(Records excerpted from a collection)
#####

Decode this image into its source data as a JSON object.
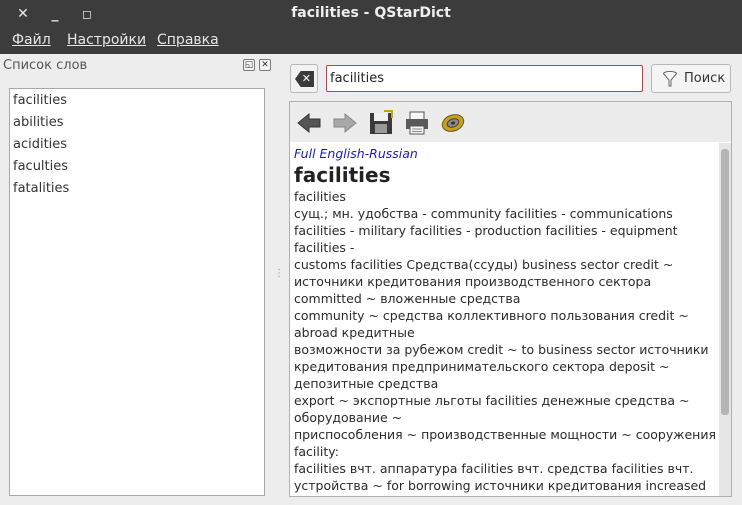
{
  "window": {
    "title": "facilities - QStarDict",
    "close_glyph": "✕",
    "minimize_glyph": "_",
    "maximize_glyph": "◻"
  },
  "menu": [
    {
      "label": "Файл"
    },
    {
      "label": "Настройки"
    },
    {
      "label": "Справка"
    }
  ],
  "sidebar": {
    "title": "Список слов",
    "float_glyph": "◱",
    "close_glyph": "✕",
    "words": [
      "facilities",
      "abilities",
      "acidities",
      "faculties",
      "fatalities"
    ]
  },
  "search": {
    "value": "facilities",
    "button_label": "Поиск"
  },
  "toolbar": {
    "back_icon": "arrow-left-icon",
    "forward_icon": "arrow-right-icon",
    "save_icon": "floppy-disk-icon",
    "print_icon": "printer-icon",
    "speak_icon": "speaker-icon"
  },
  "article": {
    "dictionary": "Full English-Russian",
    "headword": "facilities",
    "lines": [
      "facilities",
      "сущ.; мн. удобства - community facilities - communications facilities - military facilities - production facilities - equipment facilities -",
      "customs facilities Средства(ссуды) business sector credit ~ источники кредитования производственного сектора committed ~ вложенные средства",
      "community ~ средства коллективного пользования credit ~ abroad кредитные",
      "возможности за рубежом credit ~ to business sector источники кредитования предпринимательского сектора deposit ~ депозитные средства",
      "export ~ экспортные льготы facilities денежные средства ~ оборудование ~",
      "приспособления ~ производственные мощности ~ сооружения facility:",
      "facilities вчт. аппаратура facilities вчт. средства facilities вчт. устройства ~ for borrowing источники кредитования increased credit ~ увеличенные банковские кредиты production ~ производственное"
    ]
  },
  "colors": {
    "titlebar": "#3c3c3c",
    "dict_name": "#1b1bc4",
    "input_border": "#dd3333"
  }
}
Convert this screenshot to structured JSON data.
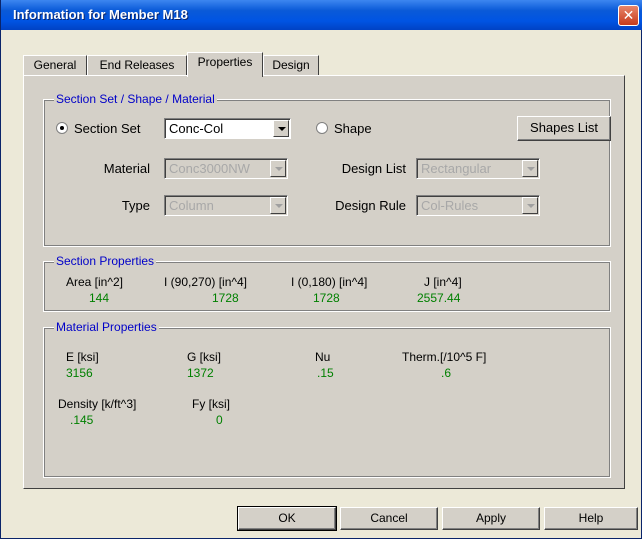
{
  "window": {
    "title": "Information for Member M18"
  },
  "tabs": [
    {
      "label": "General"
    },
    {
      "label": "End Releases"
    },
    {
      "label": "Properties"
    },
    {
      "label": "Design"
    }
  ],
  "active_tab": "Properties",
  "section_group": {
    "title": "Section Set / Shape / Material",
    "section_set_radio_label": "Section Set",
    "section_set_selected": true,
    "section_set_value": "Conc-Col",
    "shape_radio_label": "Shape",
    "shape_selected": false,
    "shapes_list_button": "Shapes List",
    "material_label": "Material",
    "material_value": "Conc3000NW",
    "type_label": "Type",
    "type_value": "Column",
    "design_list_label": "Design List",
    "design_list_value": "Rectangular",
    "design_rule_label": "Design Rule",
    "design_rule_value": "Col-Rules"
  },
  "section_properties": {
    "title": "Section Properties",
    "items": [
      {
        "label": "Area [in^2]",
        "value": "144"
      },
      {
        "label": "I (90,270) [in^4]",
        "value": "1728"
      },
      {
        "label": "I (0,180) [in^4]",
        "value": "1728"
      },
      {
        "label": "J [in^4]",
        "value": "2557.44"
      }
    ]
  },
  "material_properties": {
    "title": "Material Properties",
    "items": [
      {
        "label": "E [ksi]",
        "value": "3156"
      },
      {
        "label": "G [ksi]",
        "value": "1372"
      },
      {
        "label": "Nu",
        "value": ".15"
      },
      {
        "label": "Therm.[/10^5 F]",
        "value": ".6"
      },
      {
        "label": "Density [k/ft^3]",
        "value": ".145"
      },
      {
        "label": "Fy [ksi]",
        "value": "0"
      }
    ]
  },
  "buttons": {
    "ok": "OK",
    "cancel": "Cancel",
    "apply": "Apply",
    "help": "Help"
  },
  "colors": {
    "title_bar": "#0054e3",
    "group_title": "#0000c8",
    "value_text": "#008000",
    "dialog_bg": "#d4d0c8"
  }
}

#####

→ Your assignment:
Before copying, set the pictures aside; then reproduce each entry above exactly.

→ Solution to this problem:
Decode this image into its source data as a JSON object.
{
  "window": {
    "title": "facilities - QStarDict",
    "close_glyph": "✕",
    "minimize_glyph": "_",
    "maximize_glyph": "◻"
  },
  "menu": [
    {
      "label": "Файл"
    },
    {
      "label": "Настройки"
    },
    {
      "label": "Справка"
    }
  ],
  "sidebar": {
    "title": "Список слов",
    "float_glyph": "◱",
    "close_glyph": "✕",
    "words": [
      "facilities",
      "abilities",
      "acidities",
      "faculties",
      "fatalities"
    ]
  },
  "search": {
    "value": "facilities",
    "button_label": "Поиск"
  },
  "toolbar": {
    "back_icon": "arrow-left-icon",
    "forward_icon": "arrow-right-icon",
    "save_icon": "floppy-disk-icon",
    "print_icon": "printer-icon",
    "speak_icon": "speaker-icon"
  },
  "article": {
    "dictionary": "Full English-Russian",
    "headword": "facilities",
    "lines": [
      "facilities",
      "сущ.; мн. удобства - community facilities - communications facilities - military facilities - production facilities - equipment facilities -",
      "customs facilities Средства(ссуды) business sector credit ~ источники кредитования производственного сектора committed ~ вложенные средства",
      "community ~ средства коллективного пользования credit ~ abroad кредитные",
      "возможности за рубежом credit ~ to business sector источники кредитования предпринимательского сектора deposit ~ депозитные средства",
      "export ~ экспортные льготы facilities денежные средства ~ оборудование ~",
      "приспособления ~ производственные мощности ~ сооружения facility:",
      "facilities вчт. аппаратура facilities вчт. средства facilities вчт. устройства ~ for borrowing источники кредитования increased credit ~ увеличенные банковские кредиты production ~ производственное"
    ]
  },
  "colors": {
    "titlebar": "#3c3c3c",
    "dict_name": "#1b1bc4",
    "input_border": "#dd3333"
  }
}
Convert this screenshot to structured JSON data.
{
  "window": {
    "title": "Information for Member M18"
  },
  "tabs": [
    {
      "label": "General"
    },
    {
      "label": "End Releases"
    },
    {
      "label": "Properties"
    },
    {
      "label": "Design"
    }
  ],
  "active_tab": "Properties",
  "section_group": {
    "title": "Section Set / Shape / Material",
    "section_set_radio_label": "Section Set",
    "section_set_selected": true,
    "section_set_value": "Conc-Col",
    "shape_radio_label": "Shape",
    "shape_selected": false,
    "shapes_list_button": "Shapes List",
    "material_label": "Material",
    "material_value": "Conc3000NW",
    "type_label": "Type",
    "type_value": "Column",
    "design_list_label": "Design List",
    "design_list_value": "Rectangular",
    "design_rule_label": "Design Rule",
    "design_rule_value": "Col-Rules"
  },
  "section_properties": {
    "title": "Section Properties",
    "items": [
      {
        "label": "Area [in^2]",
        "value": "144"
      },
      {
        "label": "I (90,270) [in^4]",
        "value": "1728"
      },
      {
        "label": "I (0,180) [in^4]",
        "value": "1728"
      },
      {
        "label": "J [in^4]",
        "value": "2557.44"
      }
    ]
  },
  "material_properties": {
    "title": "Material Properties",
    "items": [
      {
        "label": "E [ksi]",
        "value": "3156"
      },
      {
        "label": "G [ksi]",
        "value": "1372"
      },
      {
        "label": "Nu",
        "value": ".15"
      },
      {
        "label": "Therm.[/10^5 F]",
        "value": ".6"
      },
      {
        "label": "Density [k/ft^3]",
        "value": ".145"
      },
      {
        "label": "Fy [ksi]",
        "value": "0"
      }
    ]
  },
  "buttons": {
    "ok": "OK",
    "cancel": "Cancel",
    "apply": "Apply",
    "help": "Help"
  },
  "colors": {
    "title_bar": "#0054e3",
    "group_title": "#0000c8",
    "value_text": "#008000",
    "dialog_bg": "#d4d0c8"
  }
}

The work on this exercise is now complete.